Author
item PHILLIPS, WILLIAM
item BROWN, MICHAEL
item MAYEUX JR, HERMAN
item HOLLOWAY, J - TEX AGRIC. EXP. STATION

Submitted to: Journal of Animal Science
Publication Type: Abstract Only
Publication Acceptance Date: 7/21/2002
Publication Date: 7/21/2002
Citation: PHILLIPS, W.A., BROWN, M.A., MAYEUX JR, H.S., HOLLOWAY, J.W. ANIMAL PERFORMANCE AND CARCASS QUALITY OF STOCKER CALVES FINISHED ON GRASS PASTURE WITH AD LIBITUM ACCESS TO A HIGH ENERGY DIET. JOURNAL OF ANIMAL SCIENCE. 2002. v. 80(Suppl.1): Abstact p. 228.

Interpretive Summary:

Technical Abstract: With improved cattle genetics and stocker management, stocker calves are heavier at the end of the production cycle and are sometimes discounted when sold in the spring as feeders.
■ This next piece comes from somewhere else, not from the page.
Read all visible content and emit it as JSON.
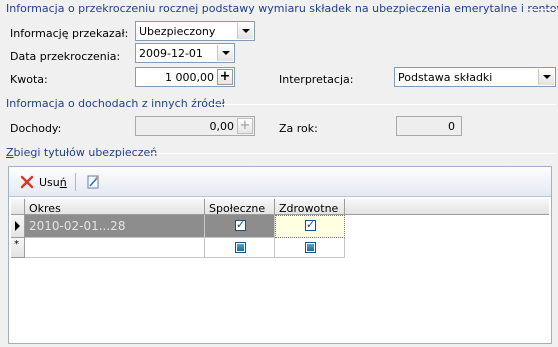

The objective of this experiment was to compare animal performance of stocker calves finished on pasture to a conventional confinement feeding system. Beef calves (N=278) were born in the spring, weaned in the fall, and transported from Booneville, AR or Uvalde, TX to El Reno, OK to graze winter wheat and/or dormant native prairie during the winter and wheat pasture in the spring. In June of each year, calves were blocked by breed, source and any previous treatments. They were then randomly assigned within block to; 1) a conventional total confinement finishing system (FEEDLOT) or 2) a new system (GRAIN-ON-GRASS) where calves grazed warm season grass pastures at a stocking rate of 9.9 calves/ha with ad libitum access to a high grain diet. Average final BW (526 kg) and overall ADG (1.16 kg) were similar across finishing system. Calves in the GRAIN-ON-GRASS group were on feed for 10 d less (P < 0.01) than the calves in the FEEDLOT (137 vs 147) and consumed less (P < 0.05) feed (1087 vs 1312 kg). Calves in the GRAIN-ON-GRASS group had similar hot carcass weights (320 vs 326 kg), less (P < 0.04) carcass fat thickness (10.6 vs 11.1 mm), lower quality grade (10.6 vs 11.1; choice = 13.0), and lower yield grade (2.55 vs 2.86) than calves finished under the FEEDLOT system. We conclude that heavy stocker calves can be finished on grass pastures with less feed inputs as compared to a conventional feedlot system.